More information at http://www.cyberlogic.org/spie2004.pdf
3. POSSIBLE EXPLANATION FOR WHALE BEACHINGS
Presenter: Lawrence Crum, University of Washington (206-685-8622, email@example.com)
Last year in the journal Nature, researchers suggested that some version of decompression sickness might be causing the beachings of marine mammals near Navy exercises. Meanwhile, a recent study in the Journal of Theoretical Biology shows that marine mammals might commonly carry "supersaturated" levels of nitrogen, in which a higher-than-normal amount of nitrogen gas is dissolved in their bodies. Crum and his colleagues have performed a series of experiments that suggest even modest levels of underwater sound could trigger bubble formation in a liquid of supersaturated nitrogen. The supersaturation levels can result in very large nitrogen bubbles, which can have potentially deleterious biological effects. Crum will present preliminary results of these experiments in efforts to better understand--and prevent--the beachings. (Paper 2pAB8)
Lay language paper at http://www.aip.org/148th/crum.html Meeting abstract at http://asa.aip.org/web2/asa/abstracts/search.nov04/asa252.html
4. ENGLISH AND FRENCH CLASSICAL MUSIC REFLECTS THE MELODY AND RHYTHM OF SPEECH IN THE TWO LANGUAGES
Presenter: Aniruddh D. Patel, the Neurosciences Institute, La Jolla, California (858-626-2085, firstname.lastname@example.org)
Researchers at the Neurosciences Institute (www.nsi.edu) have performed quantitative analysis of rhythm and melody patterns (speech "prosody") in spoken French and English, and compared them to the melody and rhythm patterns in the instrumental classical music of each nation. They have found evidence that English and French classical music reflects the prosody of each nation's respective language. Patel and colleagues studied English composers such as Elgar, Holst, and Vaughan Williams. They studied numerous French composers such as Debussy, Faurť, Ravel, and Saint-SaŽns. (Paper 5aSC13)
Lay language paper at http://www.aip.org/148th/patel.html
Meeting abstract at http://asa.aip.org/web2/asa/abstracts/search.nov04/asa736.html
FULL LAY LANGUAGE PAPER LIST: http://www.aip.org/148th/lay_lang.html
Testing Infant Dolphin Hearing
By Paul Nachtigall et al., University of Hawaii, Hawaii Institute of Marine Biology
Engines for a "Silent" Aircraft
By Cesare Hall, Cambridge University, et al.
Synthesis of Human-Like Laughter:
Toward Machine Synthesis of Human Speech
by Shiva Sundaram et al, UCLA
The Sweet Spot of a Hollow Baseball or Softball Bat
by Dan Russell, Kettering College
6+ Years of Acoustic Thermometry in the North Pacific Ocean
by Brian DuShaw, University of Washington, et al.
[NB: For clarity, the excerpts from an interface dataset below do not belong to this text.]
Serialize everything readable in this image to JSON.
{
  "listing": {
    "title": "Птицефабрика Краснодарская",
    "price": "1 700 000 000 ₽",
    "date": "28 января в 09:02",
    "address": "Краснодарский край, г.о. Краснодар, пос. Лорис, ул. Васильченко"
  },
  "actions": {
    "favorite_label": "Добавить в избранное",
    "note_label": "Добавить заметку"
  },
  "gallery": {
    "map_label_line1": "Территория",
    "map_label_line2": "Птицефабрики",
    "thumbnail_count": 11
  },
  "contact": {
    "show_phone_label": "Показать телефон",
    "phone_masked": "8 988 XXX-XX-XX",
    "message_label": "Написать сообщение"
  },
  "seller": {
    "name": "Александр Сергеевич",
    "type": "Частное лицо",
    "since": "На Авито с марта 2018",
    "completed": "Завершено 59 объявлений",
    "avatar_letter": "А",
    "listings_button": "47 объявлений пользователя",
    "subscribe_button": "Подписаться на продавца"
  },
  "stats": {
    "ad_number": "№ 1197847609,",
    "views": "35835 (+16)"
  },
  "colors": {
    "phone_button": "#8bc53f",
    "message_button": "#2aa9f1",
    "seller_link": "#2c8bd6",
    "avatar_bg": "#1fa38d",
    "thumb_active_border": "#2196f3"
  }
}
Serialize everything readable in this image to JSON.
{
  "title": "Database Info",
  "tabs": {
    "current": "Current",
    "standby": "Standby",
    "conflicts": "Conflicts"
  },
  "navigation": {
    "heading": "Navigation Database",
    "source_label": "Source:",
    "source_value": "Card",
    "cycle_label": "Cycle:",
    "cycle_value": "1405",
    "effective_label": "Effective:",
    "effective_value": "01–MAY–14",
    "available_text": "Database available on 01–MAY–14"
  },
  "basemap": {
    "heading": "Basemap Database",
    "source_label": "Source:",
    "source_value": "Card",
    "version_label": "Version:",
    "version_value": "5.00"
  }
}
Sound, As We See It: A Better Way to Diagnose Noise Sources
By Ravinder Beniwal, SenSound, et al.
Simulating Synchronized Calling with a Wireless Sensor Network
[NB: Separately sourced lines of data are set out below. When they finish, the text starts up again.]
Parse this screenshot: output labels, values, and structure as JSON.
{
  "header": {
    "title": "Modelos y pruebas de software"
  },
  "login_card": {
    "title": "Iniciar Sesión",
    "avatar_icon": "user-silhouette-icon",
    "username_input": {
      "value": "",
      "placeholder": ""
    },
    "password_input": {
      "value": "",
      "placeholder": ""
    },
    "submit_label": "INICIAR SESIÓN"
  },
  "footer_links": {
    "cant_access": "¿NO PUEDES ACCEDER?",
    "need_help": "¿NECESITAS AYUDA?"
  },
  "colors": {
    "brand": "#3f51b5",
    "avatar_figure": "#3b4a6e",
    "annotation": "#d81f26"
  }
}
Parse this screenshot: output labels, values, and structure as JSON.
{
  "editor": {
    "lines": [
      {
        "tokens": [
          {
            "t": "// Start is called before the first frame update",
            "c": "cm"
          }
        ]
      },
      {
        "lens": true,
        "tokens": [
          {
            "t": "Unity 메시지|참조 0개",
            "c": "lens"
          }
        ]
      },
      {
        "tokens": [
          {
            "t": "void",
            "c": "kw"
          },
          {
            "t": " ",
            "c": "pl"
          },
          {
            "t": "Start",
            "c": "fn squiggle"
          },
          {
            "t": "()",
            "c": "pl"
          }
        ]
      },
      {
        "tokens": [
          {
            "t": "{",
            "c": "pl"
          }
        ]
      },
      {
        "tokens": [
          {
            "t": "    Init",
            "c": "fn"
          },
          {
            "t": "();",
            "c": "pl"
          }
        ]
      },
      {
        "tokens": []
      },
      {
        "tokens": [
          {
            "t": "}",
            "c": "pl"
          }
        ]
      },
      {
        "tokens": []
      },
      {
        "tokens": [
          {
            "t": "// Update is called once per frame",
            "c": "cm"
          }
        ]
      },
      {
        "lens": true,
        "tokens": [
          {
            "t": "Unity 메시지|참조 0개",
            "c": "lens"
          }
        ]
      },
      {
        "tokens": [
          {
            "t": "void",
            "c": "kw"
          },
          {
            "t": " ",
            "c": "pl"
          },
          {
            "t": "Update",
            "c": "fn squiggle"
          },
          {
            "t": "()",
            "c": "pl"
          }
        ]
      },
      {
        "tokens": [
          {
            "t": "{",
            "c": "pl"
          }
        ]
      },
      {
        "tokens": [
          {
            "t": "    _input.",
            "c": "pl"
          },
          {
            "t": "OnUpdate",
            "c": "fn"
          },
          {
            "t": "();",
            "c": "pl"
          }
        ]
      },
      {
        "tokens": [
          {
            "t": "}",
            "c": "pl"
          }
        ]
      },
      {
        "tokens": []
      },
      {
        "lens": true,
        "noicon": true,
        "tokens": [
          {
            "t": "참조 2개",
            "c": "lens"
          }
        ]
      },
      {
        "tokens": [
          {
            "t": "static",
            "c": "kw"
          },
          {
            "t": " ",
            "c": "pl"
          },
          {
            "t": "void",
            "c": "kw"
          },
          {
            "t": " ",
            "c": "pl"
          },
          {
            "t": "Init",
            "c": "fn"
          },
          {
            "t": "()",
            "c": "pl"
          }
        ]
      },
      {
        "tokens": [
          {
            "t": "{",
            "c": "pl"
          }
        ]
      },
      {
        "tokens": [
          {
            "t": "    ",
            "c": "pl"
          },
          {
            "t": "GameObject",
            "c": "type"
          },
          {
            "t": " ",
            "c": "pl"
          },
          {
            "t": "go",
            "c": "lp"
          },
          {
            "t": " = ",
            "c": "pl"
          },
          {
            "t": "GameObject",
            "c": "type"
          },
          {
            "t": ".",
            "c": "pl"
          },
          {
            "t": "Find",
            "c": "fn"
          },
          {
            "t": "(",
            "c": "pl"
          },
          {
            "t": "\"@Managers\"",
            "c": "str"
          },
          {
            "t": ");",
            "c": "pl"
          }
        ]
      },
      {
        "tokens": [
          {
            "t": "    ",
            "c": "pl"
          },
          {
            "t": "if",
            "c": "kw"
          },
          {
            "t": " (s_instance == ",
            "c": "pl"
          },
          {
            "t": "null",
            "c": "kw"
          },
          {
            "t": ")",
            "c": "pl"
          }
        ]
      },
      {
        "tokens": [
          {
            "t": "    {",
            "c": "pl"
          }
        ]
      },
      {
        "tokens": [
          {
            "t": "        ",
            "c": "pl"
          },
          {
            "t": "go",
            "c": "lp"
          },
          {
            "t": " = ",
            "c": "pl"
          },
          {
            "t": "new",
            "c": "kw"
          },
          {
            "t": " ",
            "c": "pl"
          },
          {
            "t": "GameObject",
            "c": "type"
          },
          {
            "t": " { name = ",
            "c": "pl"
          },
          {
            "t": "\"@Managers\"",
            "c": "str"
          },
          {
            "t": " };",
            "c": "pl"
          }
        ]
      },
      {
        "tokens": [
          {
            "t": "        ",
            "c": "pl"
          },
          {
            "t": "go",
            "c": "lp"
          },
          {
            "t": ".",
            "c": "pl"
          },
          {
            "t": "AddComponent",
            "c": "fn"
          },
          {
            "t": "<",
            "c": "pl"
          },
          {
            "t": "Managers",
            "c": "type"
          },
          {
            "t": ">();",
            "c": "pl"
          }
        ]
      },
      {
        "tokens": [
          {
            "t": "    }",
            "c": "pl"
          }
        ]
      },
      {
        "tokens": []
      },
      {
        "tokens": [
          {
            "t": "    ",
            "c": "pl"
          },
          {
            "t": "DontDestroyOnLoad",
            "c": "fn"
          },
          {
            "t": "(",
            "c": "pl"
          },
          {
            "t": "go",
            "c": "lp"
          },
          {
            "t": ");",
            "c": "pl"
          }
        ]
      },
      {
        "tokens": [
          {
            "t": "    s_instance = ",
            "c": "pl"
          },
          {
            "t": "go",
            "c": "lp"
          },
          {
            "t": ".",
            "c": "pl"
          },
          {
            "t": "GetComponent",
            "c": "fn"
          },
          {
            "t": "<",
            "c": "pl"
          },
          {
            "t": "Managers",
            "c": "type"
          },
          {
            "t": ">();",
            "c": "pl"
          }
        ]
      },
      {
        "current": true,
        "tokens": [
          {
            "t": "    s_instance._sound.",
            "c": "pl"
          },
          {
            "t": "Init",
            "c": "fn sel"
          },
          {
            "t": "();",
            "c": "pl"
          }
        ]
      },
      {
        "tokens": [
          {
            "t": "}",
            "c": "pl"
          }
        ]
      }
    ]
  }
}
By Kenneth D. Frampton et al., Vanderbilt University
by Michael Kiefte, Dalhousie University
GENERAL PRESS RELEASE (contains many other story ideas)
If you're attending the press luncheon only, no meeting badge is necessary--simply return an RSVP form (found below) if you haven't previously done so. If you'd like to attend the rest of the meeting, you can get a complimentary meeting badge by going to the ASA registration area in the Town & Country Hotel. Please show press credentials or other form of ID to indicate that you are a member of the news media or a science writing student. At the registration desk, you will fill out a short form to obtain your badge.
REPORTER'S REPLY FORM
148th ASA Meeting, San Diego, CA
November 15-19, 2004
Please return this form (if you have not already done so) to Ben Stein at email@example.com
___Please sign me up for the ASA Press Luncheon on November 16 in San Diego.
___Please sign me up for the meeting.
___Please send me the book of abstracts for the meeting.
___Please put me on a mailing list to receive information on future ASA meetings.
Source: Eurekalert & othersLast reviewed: By John M. Grohol, Psy.D. on 21 Feb 2009
Published on PsychCentral.com. All rights reserved.
The important thing is not to stop questioning. Curiosity has its own reason for existing. Never lose a holy curiosity.
~ Albert Einstein